Back in the early 1960s, any young boulevardier between the ages of 10 and 15 knew that the greatest publication in all the world was Mad magazine. Oh, Sick and Cracked might have their aficionados, but for the true connoisseur of humor and satire these Mad wannabes functioned largely as backups, temporary palliatives to tide one over until next month's Mad appeared at the corner drugstore. In those days an issue cost 25 cents (cheap!) and featured not only the smiling freckled face of Alfred E. Neuman, but also the double-crossing antics of Sergio Aragones' Spy vs. Spy, parodies in verse by the ingenious Frank Jacobs, and the ever-popular send-ups of current television shows and popular films. Best of all, the 1960s were also the heyday of Don Martin, the comedic draftsman celebrated in these two weighty and essential volumes.
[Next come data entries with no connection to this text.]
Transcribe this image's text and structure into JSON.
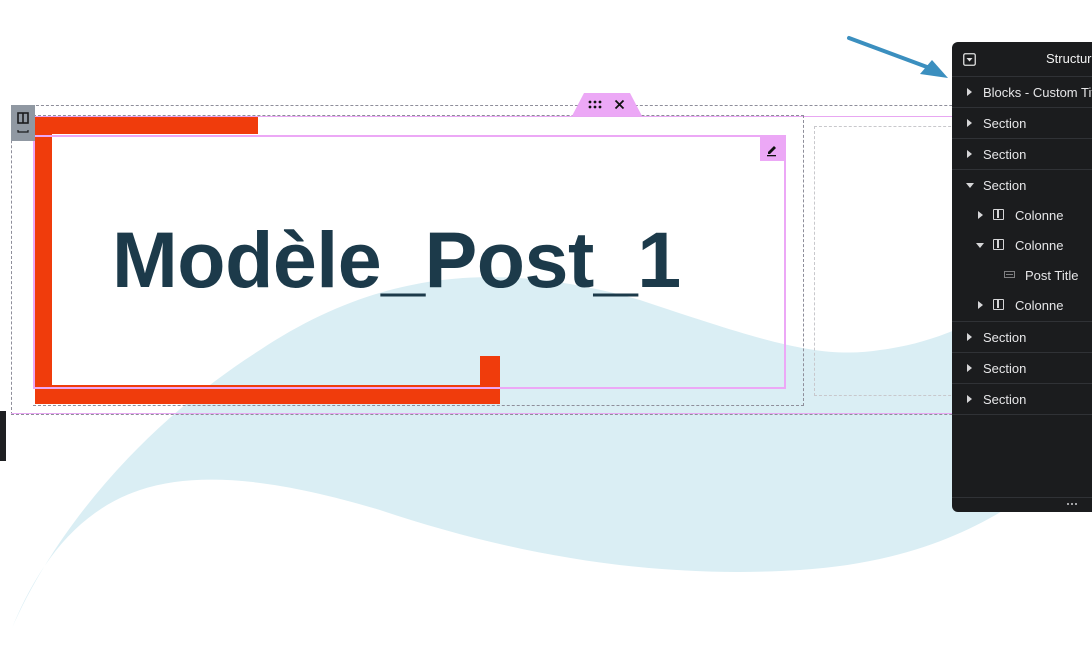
{
  "canvas": {
    "post_title": "Modèle_Post_1",
    "colors": {
      "title": "#1c3a4a",
      "accent_orange": "#f03c0c",
      "wave": "#daeef4",
      "selection_pink": "#eca8f6",
      "annotation_arrow": "#3b8fbf"
    },
    "section_handle": {
      "drag_icon": "drag-handle-icon",
      "close_icon": "close-icon"
    },
    "column_handle_icon": "column-icon",
    "edit_widget_icon": "pencil-icon"
  },
  "structure_panel": {
    "title": "Structure",
    "collapse_icon": "collapse-icon",
    "items": [
      {
        "label": "Blocks - Custom Title",
        "type": "section",
        "expanded": false
      },
      {
        "label": "Section",
        "type": "section",
        "expanded": false
      },
      {
        "label": "Section",
        "type": "section",
        "expanded": false
      },
      {
        "label": "Section",
        "type": "section",
        "expanded": true,
        "children": [
          {
            "label": "Colonne",
            "type": "column",
            "expanded": false
          },
          {
            "label": "Colonne",
            "type": "column",
            "expanded": true,
            "children": [
              {
                "label": "Post Title",
                "type": "widget"
              }
            ]
          },
          {
            "label": "Colonne",
            "type": "column",
            "expanded": false
          }
        ]
      },
      {
        "label": "Section",
        "type": "section",
        "expanded": false
      },
      {
        "label": "Section",
        "type": "section",
        "expanded": false
      },
      {
        "label": "Section",
        "type": "section",
        "expanded": false
      }
    ],
    "footer_icon": "more-icon"
  }
}
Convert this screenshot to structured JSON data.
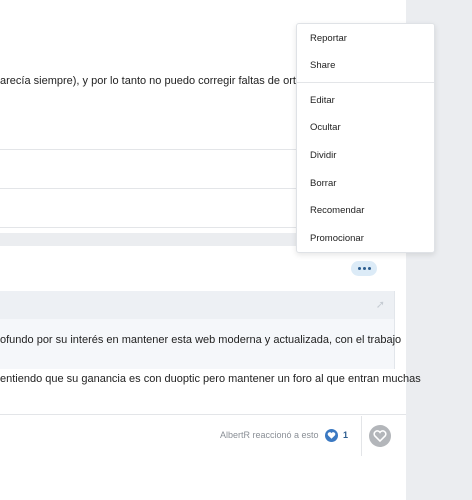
{
  "post": {
    "text_line": "arecía siempre), y por lo tanto no puedo corregir faltas de ortogra",
    "quote_text": "ofundo por su interés en mantener esta web moderna y actualizada, con el trabajo",
    "body_text": "entiendo que su ganancia es con duoptic pero mantener un foro al que entran muchas"
  },
  "reactions": {
    "summary": "AlbertR reaccionó a esto",
    "count": "1"
  },
  "menu": {
    "items": [
      "Reportar",
      "Share",
      "Editar",
      "Ocultar",
      "Dividir",
      "Borrar",
      "Recomendar",
      "Promocionar"
    ]
  },
  "icons": {
    "more": "more-dots-icon",
    "share_arrow": "share-arrow-icon",
    "reaction": "heart-icon",
    "like": "heart-outline-icon"
  },
  "colors": {
    "accent": "#3b79c2",
    "gutter": "#ebedf0"
  }
}
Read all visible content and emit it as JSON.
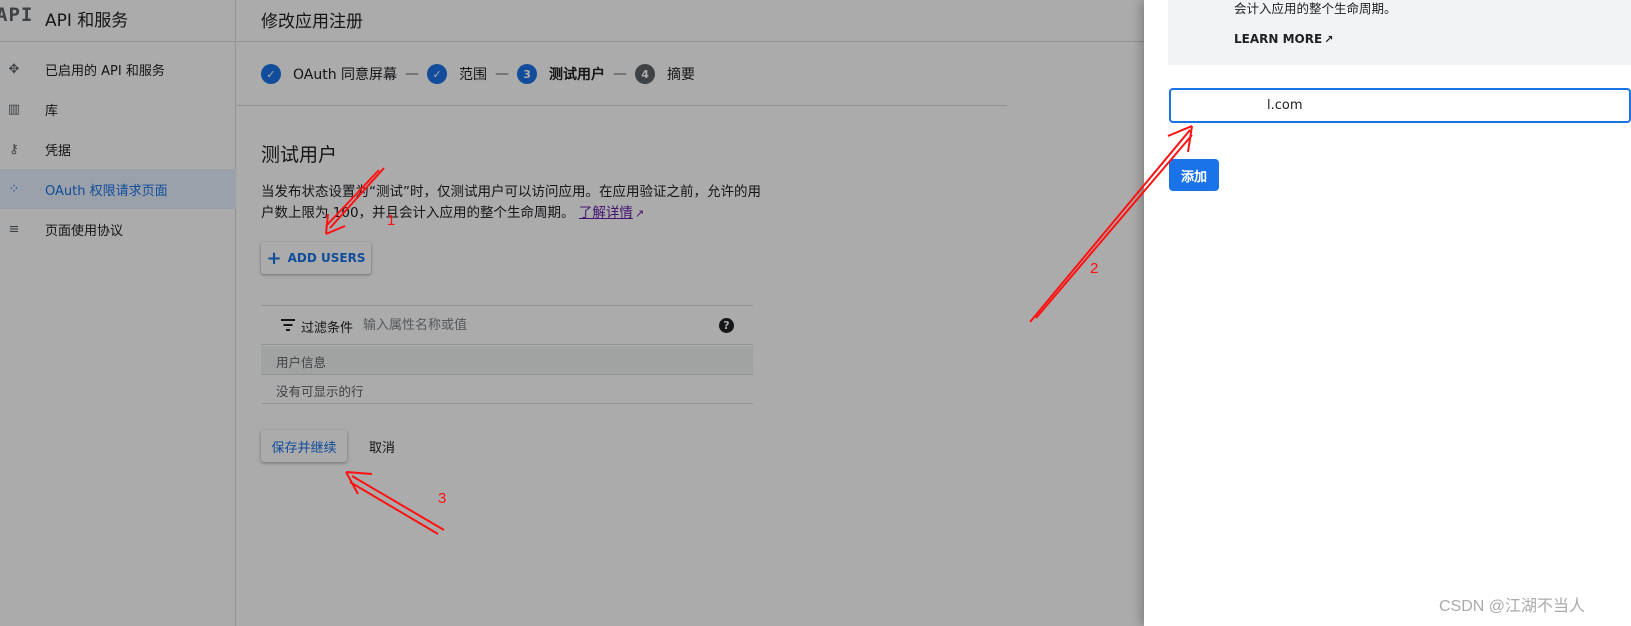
{
  "sidebar": {
    "logo": "API",
    "title": "API 和服务",
    "items": [
      {
        "label": "已启用的 API 和服务",
        "icon": "move-icon",
        "active": false
      },
      {
        "label": "库",
        "icon": "library-icon",
        "active": false
      },
      {
        "label": "凭据",
        "icon": "key-icon",
        "active": false
      },
      {
        "label": "OAuth 权限请求页面",
        "icon": "oauth-consent-icon",
        "active": true
      },
      {
        "label": "页面使用协议",
        "icon": "page-settings-icon",
        "active": false
      }
    ]
  },
  "main": {
    "title": "修改应用注册",
    "steps": [
      {
        "number": "",
        "label": "OAuth 同意屏幕",
        "state": "done"
      },
      {
        "number": "",
        "label": "范围",
        "state": "done"
      },
      {
        "number": "3",
        "label": "测试用户",
        "state": "current"
      },
      {
        "number": "4",
        "label": "摘要",
        "state": "todo"
      }
    ],
    "step_separator": "—",
    "section_title": "测试用户",
    "description": "当发布状态设置为“测试”时，仅测试用户可以访问应用。在应用验证之前，允许的用户数上限为 100，并且会计入应用的整个生命周期。",
    "learn_more_link": "了解详情",
    "add_users_label": "ADD USERS",
    "filter_label": "过滤条件",
    "filter_placeholder": "输入属性名称或值",
    "help_label": "?",
    "table_column": "用户信息",
    "table_empty": "没有可显示的行",
    "save_label": "保存并继续",
    "cancel_label": "取消"
  },
  "panel": {
    "info_text": "会计入应用的整个生命周期。",
    "learn_more": "LEARN MORE",
    "email_value": "l.com",
    "add_label": "添加"
  },
  "annotations": {
    "labels": [
      "1",
      "2",
      "3"
    ],
    "color": "#ff1111"
  },
  "watermark": "CSDN @江湖不当人",
  "colors": {
    "accent": "#1a73e8",
    "link_visited": "#681da8",
    "scrim": "rgba(0,0,0,0.33)"
  }
}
Read the rest of Michael Dirda's review .
[HT: Arts & Letters Daily ]